SOURCE INFORMATION:

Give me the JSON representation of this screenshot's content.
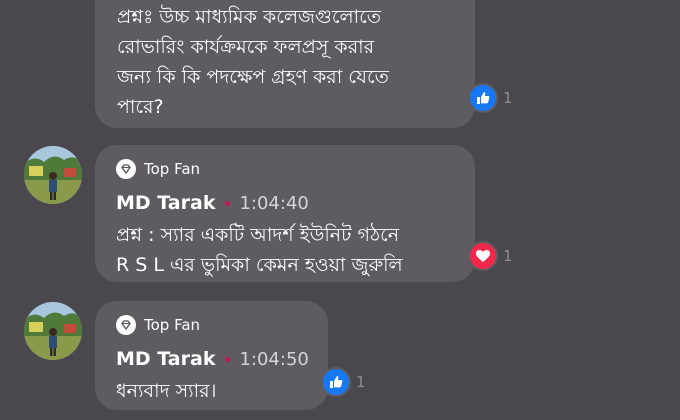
{
  "comments": [
    {
      "text_lines": [
        "প্রশ্নঃ উচ্চ মাধ্যমিক কলেজগুলোতে",
        "রোভারিং কার্যক্রমকে ফলপ্রসূ করার",
        "জন্য কি কি পদক্ষেপ গ্রহণ করা যেতে",
        "পারে?"
      ],
      "reaction": {
        "type": "like",
        "icon": "thumbs-up-icon",
        "count": "1"
      }
    },
    {
      "badge": "Top Fan",
      "author": "MD Tarak",
      "timestamp": "1:04:40",
      "text_lines": [
        "প্রশ্ন : স্যার  একটি আদর্শ ইউনিট গঠনে",
        "R S L এর ভুমিকা কেমন হওয়া জুরুলি"
      ],
      "reaction": {
        "type": "love",
        "icon": "heart-icon",
        "count": "1"
      }
    },
    {
      "badge": "Top Fan",
      "author": "MD Tarak",
      "timestamp": "1:04:50",
      "text_lines": [
        "ধন্যবাদ স্যার।"
      ],
      "reaction": {
        "type": "like",
        "icon": "thumbs-up-icon",
        "count": "1"
      }
    }
  ],
  "colors": {
    "background": "#4a474d",
    "bubble": "#5e5b61",
    "like": "#1877f2",
    "love": "#f02849",
    "dot": "#c2185b"
  }
}
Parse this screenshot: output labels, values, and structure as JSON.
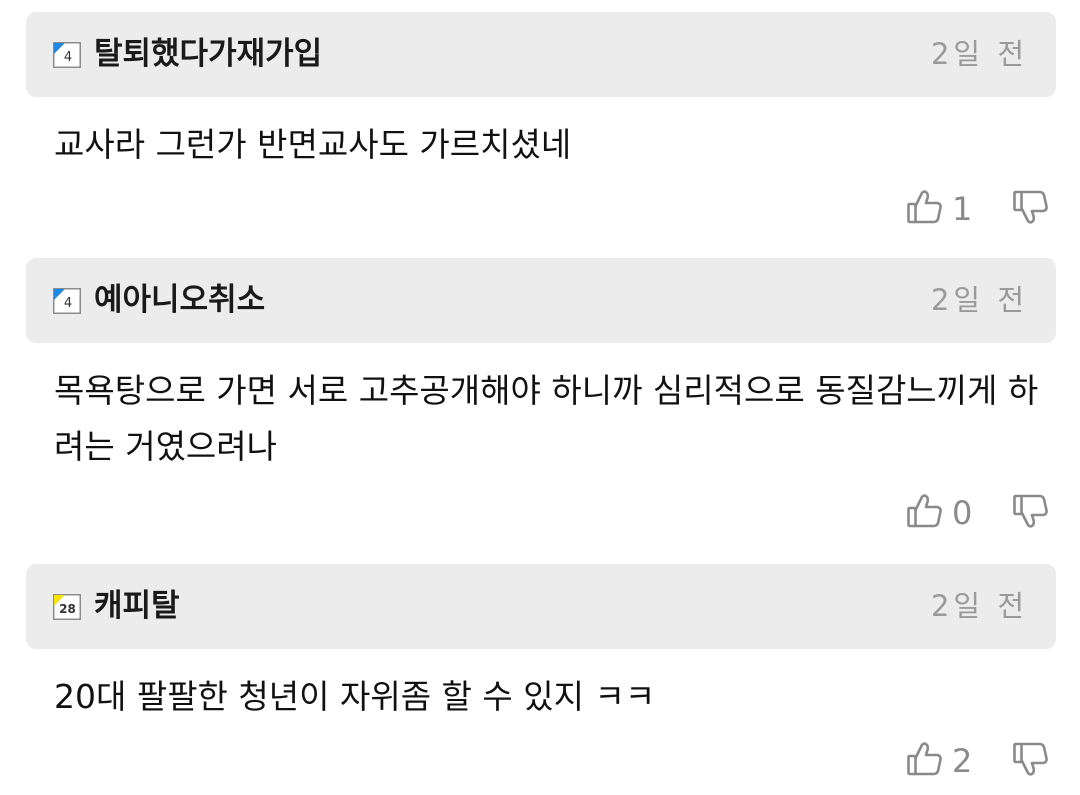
{
  "comments": [
    {
      "level": "4",
      "level_color": "#1e88e5",
      "nickname": "탈퇴했다가재가입",
      "time": "2일 전",
      "text": "교사라 그런가 반면교사도 가르치셨네",
      "likes": "1",
      "like_icon": "thumbs-up-outline",
      "dislike_icon": "thumbs-down-outline"
    },
    {
      "level": "4",
      "level_color": "#1e88e5",
      "nickname": "예아니오취소",
      "time": "2일 전",
      "text": "목욕탕으로 가면 서로 고추공개해야 하니까 심리적으로 동질감느끼게 하려는 거였으려나",
      "likes": "0",
      "like_icon": "thumbs-up-outline",
      "dislike_icon": "thumbs-down-outline"
    },
    {
      "level": "28",
      "level_color": "#f5e400",
      "nickname": "캐피탈",
      "time": "2일 전",
      "text": "20대 팔팔한 청년이 자위좀 할 수 있지 ㅋㅋ",
      "likes": "2",
      "like_icon": "thumbs-up-outline",
      "dislike_icon": "thumbs-down-outline"
    }
  ]
}
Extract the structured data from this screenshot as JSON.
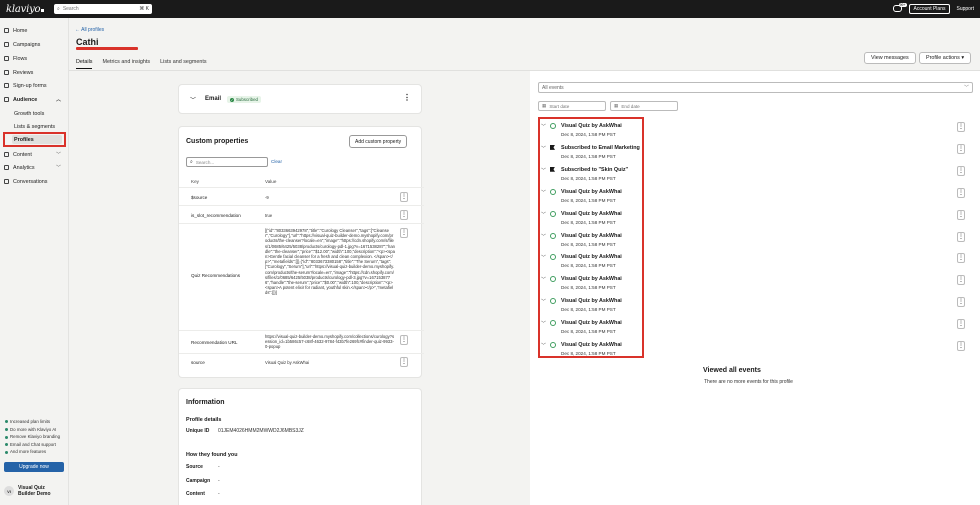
{
  "topbar": {
    "logo": "klaviyo",
    "search_placeholder": "Search",
    "search_shortcut": "⌘ K",
    "chat_badge": "99+",
    "account_plans": "Account Plans",
    "support": "Support"
  },
  "sidebar": {
    "items": [
      {
        "label": "Home",
        "icon": "home-icon"
      },
      {
        "label": "Campaigns",
        "icon": "campaigns-icon"
      },
      {
        "label": "Flows",
        "icon": "flows-icon"
      },
      {
        "label": "Reviews",
        "icon": "star-icon"
      },
      {
        "label": "Sign-up forms",
        "icon": "forms-icon"
      },
      {
        "label": "Audience",
        "icon": "audience-icon"
      },
      {
        "label": "Growth tools"
      },
      {
        "label": "Lists & segments"
      },
      {
        "label": "Profiles"
      },
      {
        "label": "Content",
        "icon": "content-icon"
      },
      {
        "label": "Analytics",
        "icon": "analytics-icon"
      },
      {
        "label": "Conversations",
        "icon": "conversations-icon"
      }
    ],
    "upsell": [
      "Increased plan limits",
      "Do more with Klaviyo AI",
      "Remove Klaviyo branding",
      "Email and Chat support",
      "And more features"
    ],
    "upgrade_label": "Upgrade now",
    "account_initials": "VI",
    "account_name_1": "Visual Quiz",
    "account_name_2": "Builder Demo"
  },
  "header": {
    "back": "← All profiles",
    "title": "Cathi",
    "tabs": [
      "Details",
      "Metrics and insights",
      "Lists and segments"
    ],
    "view_messages": "View messages",
    "profile_actions": "Profile actions ▾"
  },
  "email_card": {
    "label": "Email",
    "status": "Subscribed"
  },
  "custom_properties": {
    "title": "Custom properties",
    "add_button": "Add custom property",
    "search_placeholder": "Search...",
    "clear": "Clear",
    "col_key": "Key",
    "col_value": "Value",
    "rows": [
      {
        "key": "$source",
        "value": "-9"
      },
      {
        "key": "is_slot_recommendation",
        "value": "true"
      },
      {
        "key": "Quiz Recommendations",
        "value": "[{\"id\":\"8033663942978\",\"title\":\"Curology Cleanser\",\"tags\":[\"Cleanser\",\"Curology\"],\"url\":\"https://visual-quiz-builder-demo.myshopify.com/products/the-cleanser?locale=en\",\"image\":\"https://cdn.shopify.com/s/files/1/0685/6425/5038/products/curology-pdl-1.jpg?v=1671538287\",\"handle\":\"the-cleanser\",\"price\":\"$12.00\",\"width\":100,\"description\":\"<p><span>Gentle facial cleanser for a fresh and clean complexion. </span></p>\",\"metafields\":[]},{\"id\":\"8033673380158\",\"title\":\"The Serum\",\"tags\":[\"Curology\",\"Serum\"],\"url\":\"https://visual-quiz-builder-demo.myshopify.com/products/the-serum?locale=en\",\"image\":\"https://cdn.shopify.com/s/files/1/0685/6425/5038/products/curology-pdl-3.jpg?v=1671538776\",\"handle\":\"the-serum\",\"price\":\"$0.00\",\"width\":100,\"description\":\"<p><span>A potent elixir for radiant, youthful skin.</span></p>\",\"metafields\":[]}]"
      },
      {
        "key": "Recommendation URL",
        "value": "https://visual-quiz-builder-demo.myshopify.com/collections/curology?session_id=1b586c57-c68f-4632-9784-f43b7fe269fc#finder-quiz-9933-0-popup"
      },
      {
        "key": "source",
        "value": "Visual Quiz by AskWhai"
      }
    ]
  },
  "information": {
    "title": "Information",
    "profile_details": "Profile details",
    "unique_id_label": "Unique ID",
    "unique_id": "01JEM4026HMM2MWWD2J6MBS3JZ",
    "how_found": "How they found you",
    "source_label": "Source",
    "campaign_label": "Campaign",
    "content_label": "Content",
    "dash": "-"
  },
  "events": {
    "filter": "All events",
    "start_placeholder": "Start date",
    "end_placeholder": "End date",
    "items": [
      {
        "title": "Visual Quiz by AskWhai",
        "date": "Dec 8, 2024, 1:58 PM PST",
        "type": "quiz"
      },
      {
        "title": "Subscribed to Email Marketing",
        "date": "Dec 8, 2024, 1:58 PM PST",
        "type": "flag"
      },
      {
        "title": "Subscribed to \"Skin Quiz\"",
        "date": "Dec 8, 2024, 1:58 PM PST",
        "type": "flag"
      },
      {
        "title": "Visual Quiz by AskWhai",
        "date": "Dec 8, 2024, 1:58 PM PST",
        "type": "quiz"
      },
      {
        "title": "Visual Quiz by AskWhai",
        "date": "Dec 8, 2024, 1:58 PM PST",
        "type": "quiz"
      },
      {
        "title": "Visual Quiz by AskWhai",
        "date": "Dec 8, 2024, 1:58 PM PST",
        "type": "quiz"
      },
      {
        "title": "Visual Quiz by AskWhai",
        "date": "Dec 8, 2024, 1:58 PM PST",
        "type": "quiz"
      },
      {
        "title": "Visual Quiz by AskWhai",
        "date": "Dec 8, 2024, 1:58 PM PST",
        "type": "quiz"
      },
      {
        "title": "Visual Quiz by AskWhai",
        "date": "Dec 8, 2024, 1:58 PM PST",
        "type": "quiz"
      },
      {
        "title": "Visual Quiz by AskWhai",
        "date": "Dec 8, 2024, 1:58 PM PST",
        "type": "quiz"
      },
      {
        "title": "Visual Quiz by AskWhai",
        "date": "Dec 8, 2024, 1:58 PM PST",
        "type": "quiz"
      }
    ],
    "viewed_all": "Viewed all events",
    "no_more": "There are no more events for this profile"
  },
  "colors": {
    "highlight": "#d9322a",
    "brand_blue": "#2563a8",
    "dark": "#1a1a1a"
  }
}
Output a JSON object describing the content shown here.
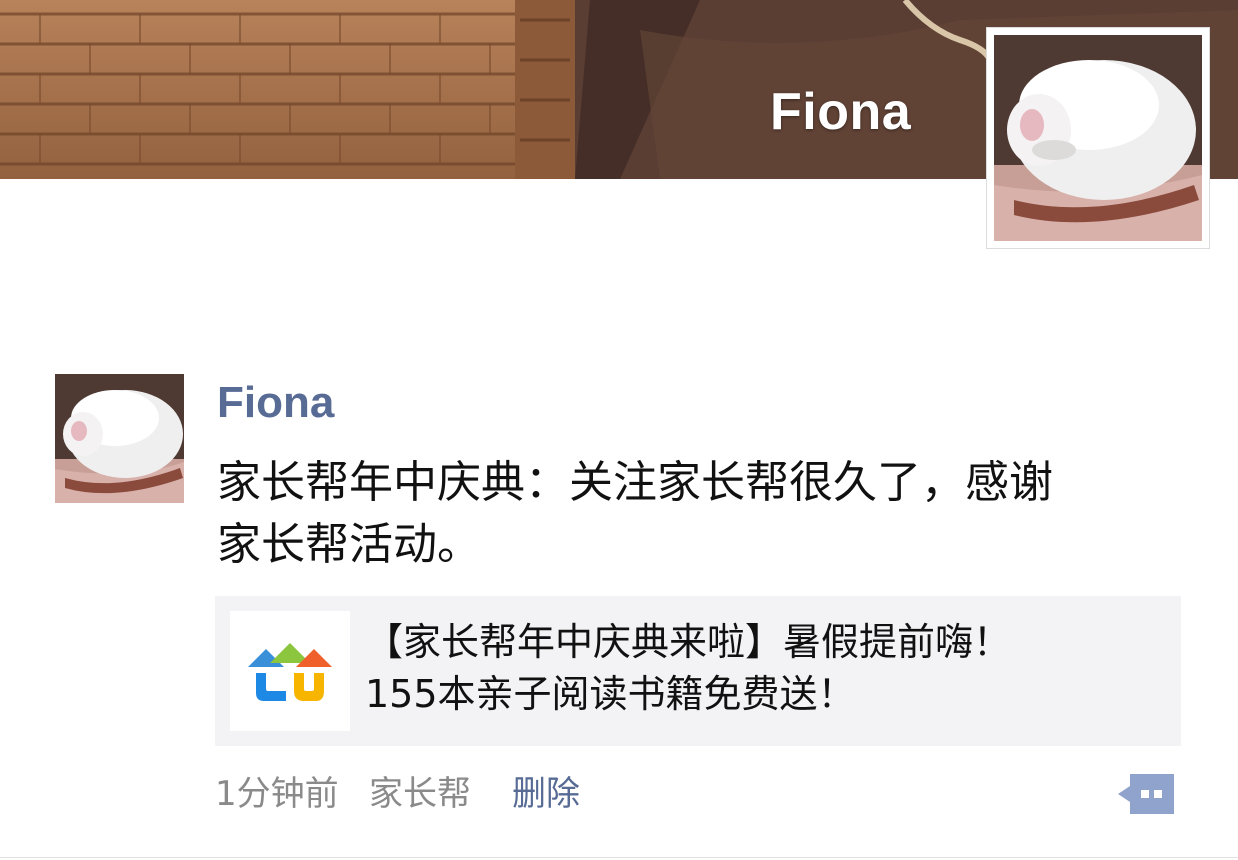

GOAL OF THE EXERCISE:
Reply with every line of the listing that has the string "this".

SOLVED PROBLEM:
Give me the JSON representation of this screenshot's content.
Parse this screenshot: output labels, values, and structure as JSON.
Extract the structured data from this screenshot as JSON.
    "no_more": "There are no more events for this profile"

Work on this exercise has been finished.